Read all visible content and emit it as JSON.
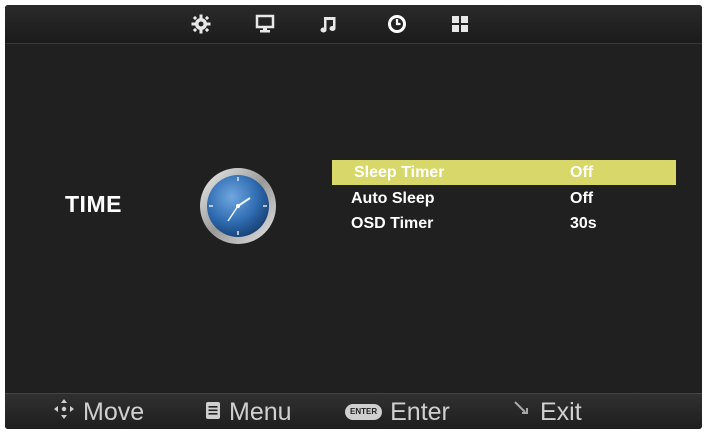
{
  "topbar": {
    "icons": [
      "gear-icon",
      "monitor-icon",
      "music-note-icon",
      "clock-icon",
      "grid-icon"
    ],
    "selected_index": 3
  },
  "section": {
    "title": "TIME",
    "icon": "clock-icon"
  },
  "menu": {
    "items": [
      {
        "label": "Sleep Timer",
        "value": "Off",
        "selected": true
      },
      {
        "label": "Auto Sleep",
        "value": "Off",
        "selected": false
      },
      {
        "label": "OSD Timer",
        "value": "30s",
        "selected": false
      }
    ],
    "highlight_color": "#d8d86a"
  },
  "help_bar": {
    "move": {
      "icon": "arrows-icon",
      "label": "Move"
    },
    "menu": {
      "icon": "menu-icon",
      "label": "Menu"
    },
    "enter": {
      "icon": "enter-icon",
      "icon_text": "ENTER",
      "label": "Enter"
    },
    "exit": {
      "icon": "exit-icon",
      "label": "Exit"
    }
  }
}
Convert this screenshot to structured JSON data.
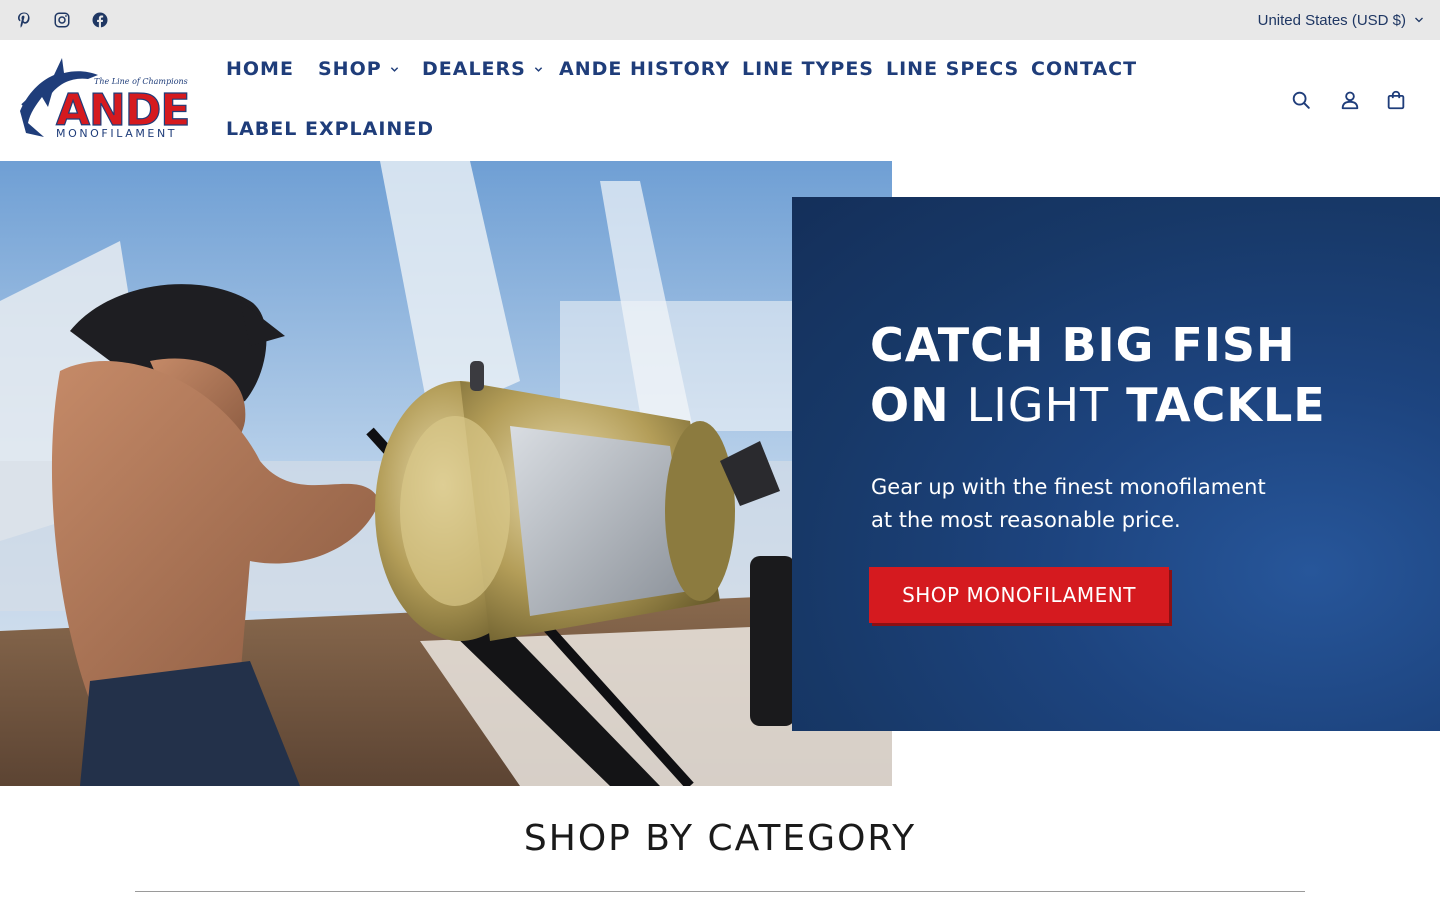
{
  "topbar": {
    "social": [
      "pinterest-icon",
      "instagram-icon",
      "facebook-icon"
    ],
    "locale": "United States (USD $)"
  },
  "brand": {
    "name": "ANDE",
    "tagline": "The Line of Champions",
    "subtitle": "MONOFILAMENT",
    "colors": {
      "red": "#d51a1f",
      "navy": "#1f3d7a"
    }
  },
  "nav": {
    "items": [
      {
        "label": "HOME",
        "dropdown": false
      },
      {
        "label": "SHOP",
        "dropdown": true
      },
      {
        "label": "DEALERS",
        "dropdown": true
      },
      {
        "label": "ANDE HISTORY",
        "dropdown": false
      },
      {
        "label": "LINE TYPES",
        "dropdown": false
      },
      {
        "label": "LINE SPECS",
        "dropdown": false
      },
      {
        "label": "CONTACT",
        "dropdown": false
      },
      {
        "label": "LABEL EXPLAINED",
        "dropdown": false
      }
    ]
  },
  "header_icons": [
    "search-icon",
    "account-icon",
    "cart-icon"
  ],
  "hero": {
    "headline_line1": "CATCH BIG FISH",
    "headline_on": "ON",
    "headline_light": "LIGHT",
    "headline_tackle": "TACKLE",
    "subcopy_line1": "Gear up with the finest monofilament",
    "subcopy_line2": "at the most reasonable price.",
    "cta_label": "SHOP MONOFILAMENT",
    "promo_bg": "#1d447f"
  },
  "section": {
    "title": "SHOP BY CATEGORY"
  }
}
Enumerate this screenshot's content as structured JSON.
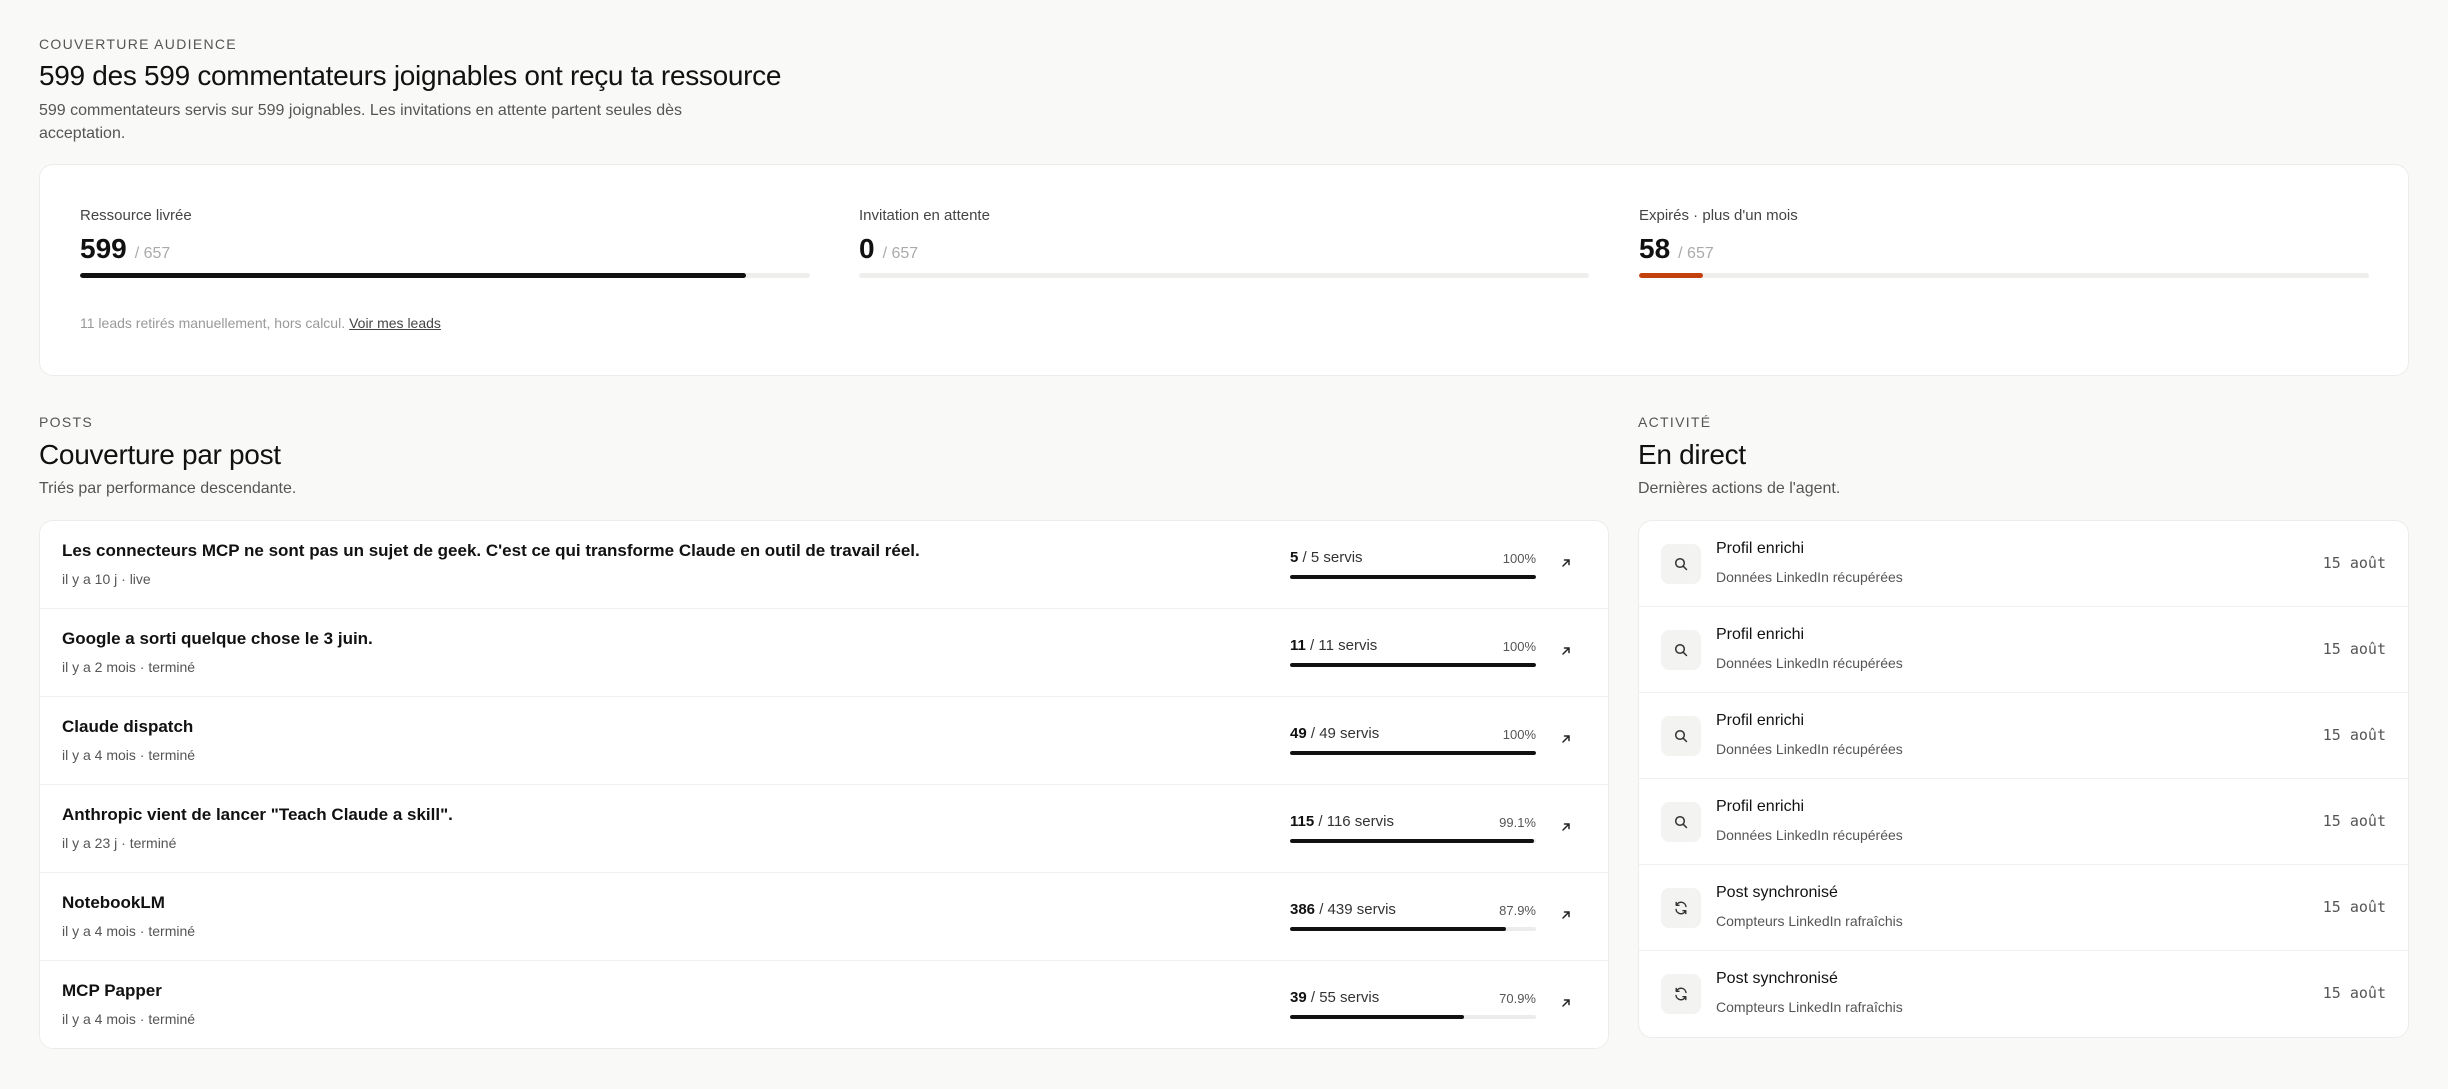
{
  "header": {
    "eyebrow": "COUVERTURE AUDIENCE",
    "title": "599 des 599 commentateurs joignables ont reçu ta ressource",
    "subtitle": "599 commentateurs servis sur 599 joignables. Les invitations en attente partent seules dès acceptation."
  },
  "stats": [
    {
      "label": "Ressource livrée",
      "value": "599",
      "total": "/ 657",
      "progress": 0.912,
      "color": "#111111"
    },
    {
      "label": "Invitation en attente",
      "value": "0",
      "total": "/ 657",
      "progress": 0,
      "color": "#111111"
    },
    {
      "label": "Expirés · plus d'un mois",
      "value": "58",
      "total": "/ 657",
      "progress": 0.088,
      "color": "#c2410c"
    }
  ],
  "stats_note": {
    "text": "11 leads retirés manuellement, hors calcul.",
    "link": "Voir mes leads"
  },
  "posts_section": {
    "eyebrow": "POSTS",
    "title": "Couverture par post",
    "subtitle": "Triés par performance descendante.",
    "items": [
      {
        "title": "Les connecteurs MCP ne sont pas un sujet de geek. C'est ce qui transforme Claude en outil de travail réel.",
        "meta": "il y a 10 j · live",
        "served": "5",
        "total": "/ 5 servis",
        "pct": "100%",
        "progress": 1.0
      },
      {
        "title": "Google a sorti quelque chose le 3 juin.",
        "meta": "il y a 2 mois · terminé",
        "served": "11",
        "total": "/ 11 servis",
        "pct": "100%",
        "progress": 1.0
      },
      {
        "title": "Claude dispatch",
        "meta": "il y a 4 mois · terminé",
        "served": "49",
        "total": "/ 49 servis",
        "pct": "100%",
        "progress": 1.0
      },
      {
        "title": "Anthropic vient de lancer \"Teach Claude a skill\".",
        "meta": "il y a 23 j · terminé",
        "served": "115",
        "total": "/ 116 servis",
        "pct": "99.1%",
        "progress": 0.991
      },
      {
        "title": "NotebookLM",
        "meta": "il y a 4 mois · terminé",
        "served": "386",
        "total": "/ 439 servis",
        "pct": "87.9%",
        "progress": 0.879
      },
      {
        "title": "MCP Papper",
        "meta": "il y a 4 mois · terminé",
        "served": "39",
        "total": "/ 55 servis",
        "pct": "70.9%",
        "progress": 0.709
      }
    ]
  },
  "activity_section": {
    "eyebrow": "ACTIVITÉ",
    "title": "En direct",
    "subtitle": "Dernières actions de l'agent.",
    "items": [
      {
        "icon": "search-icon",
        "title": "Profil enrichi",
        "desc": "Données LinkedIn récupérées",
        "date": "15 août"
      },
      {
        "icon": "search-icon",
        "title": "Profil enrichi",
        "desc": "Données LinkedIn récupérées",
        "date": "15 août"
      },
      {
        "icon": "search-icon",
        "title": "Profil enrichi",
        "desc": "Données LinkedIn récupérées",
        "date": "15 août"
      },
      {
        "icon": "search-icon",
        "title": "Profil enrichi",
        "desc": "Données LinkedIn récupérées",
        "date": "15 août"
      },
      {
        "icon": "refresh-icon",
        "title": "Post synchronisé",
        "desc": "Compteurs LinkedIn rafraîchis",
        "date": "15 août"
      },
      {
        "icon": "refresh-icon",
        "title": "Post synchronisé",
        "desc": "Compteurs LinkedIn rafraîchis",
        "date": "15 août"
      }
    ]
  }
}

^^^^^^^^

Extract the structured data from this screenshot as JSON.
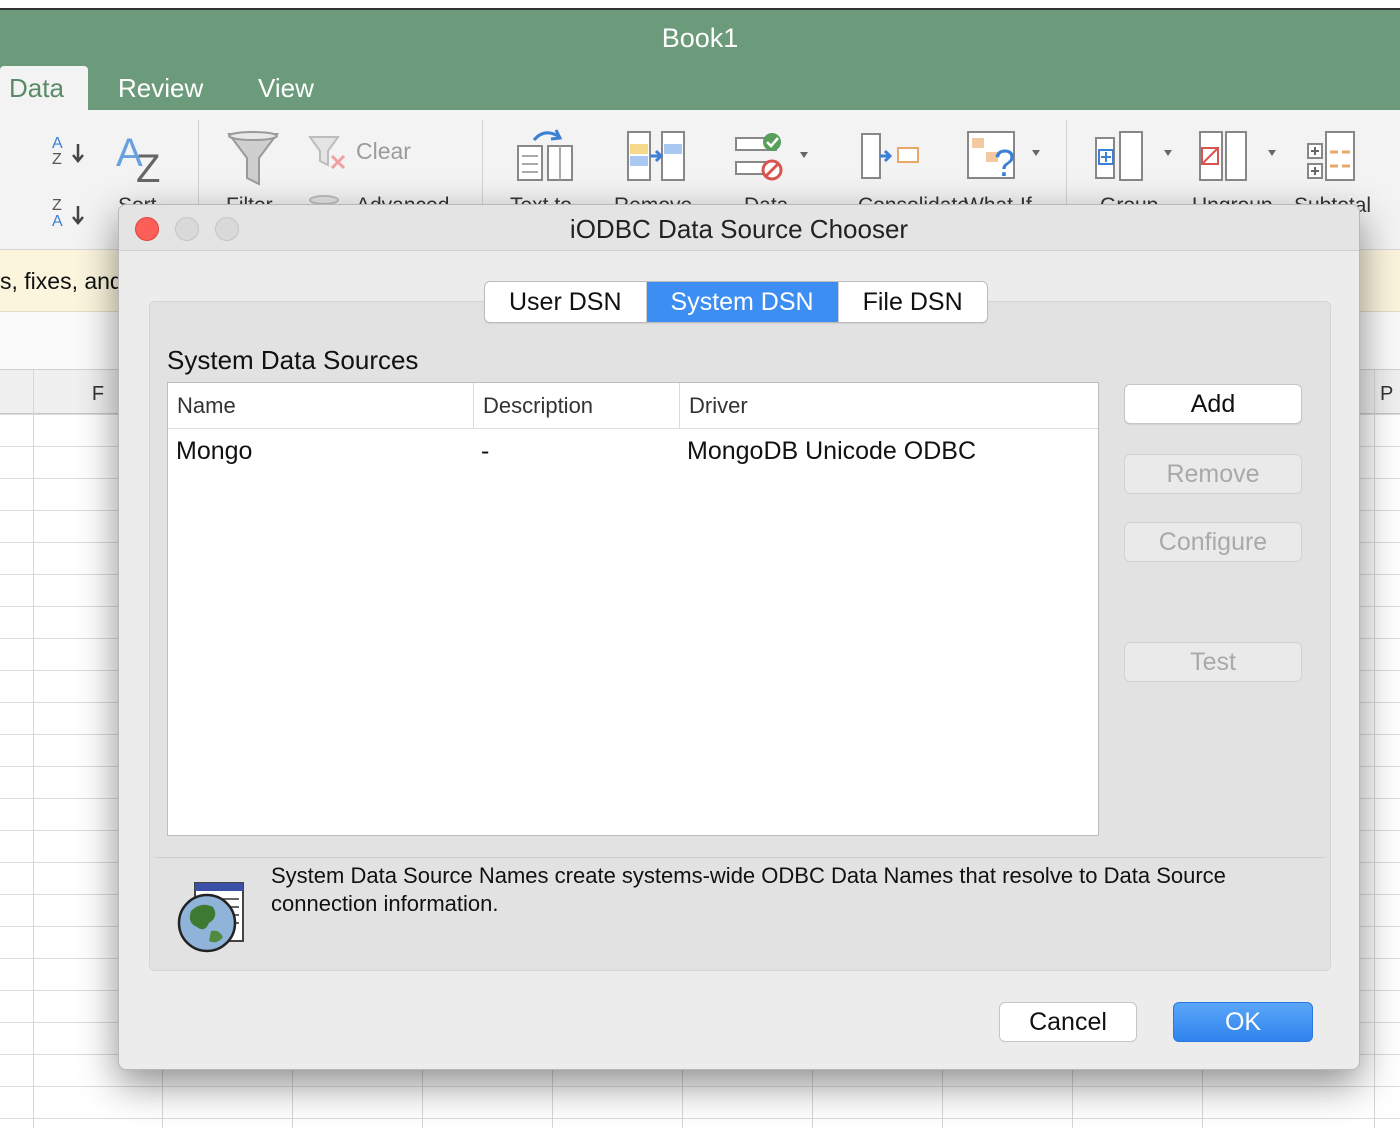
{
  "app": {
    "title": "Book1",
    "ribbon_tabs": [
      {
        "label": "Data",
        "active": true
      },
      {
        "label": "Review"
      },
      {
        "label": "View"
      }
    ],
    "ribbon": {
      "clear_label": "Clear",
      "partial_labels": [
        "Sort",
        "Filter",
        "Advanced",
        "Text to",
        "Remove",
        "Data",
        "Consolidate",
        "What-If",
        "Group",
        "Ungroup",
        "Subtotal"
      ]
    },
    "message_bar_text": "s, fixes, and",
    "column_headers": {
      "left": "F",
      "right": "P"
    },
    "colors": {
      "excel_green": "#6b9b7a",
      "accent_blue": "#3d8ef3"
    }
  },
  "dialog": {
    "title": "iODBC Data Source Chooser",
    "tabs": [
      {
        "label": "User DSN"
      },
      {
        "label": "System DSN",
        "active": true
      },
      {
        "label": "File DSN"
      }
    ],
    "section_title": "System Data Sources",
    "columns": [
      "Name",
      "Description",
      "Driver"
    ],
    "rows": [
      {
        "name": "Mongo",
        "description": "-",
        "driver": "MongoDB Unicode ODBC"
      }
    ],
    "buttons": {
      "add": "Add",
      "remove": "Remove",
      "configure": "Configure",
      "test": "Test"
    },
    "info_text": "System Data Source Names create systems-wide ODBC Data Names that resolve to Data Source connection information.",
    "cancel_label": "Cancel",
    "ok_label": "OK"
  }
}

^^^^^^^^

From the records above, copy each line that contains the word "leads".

    "text": "11 leads retirés manuellement, hors calcul.",
    "link": "Voir mes leads"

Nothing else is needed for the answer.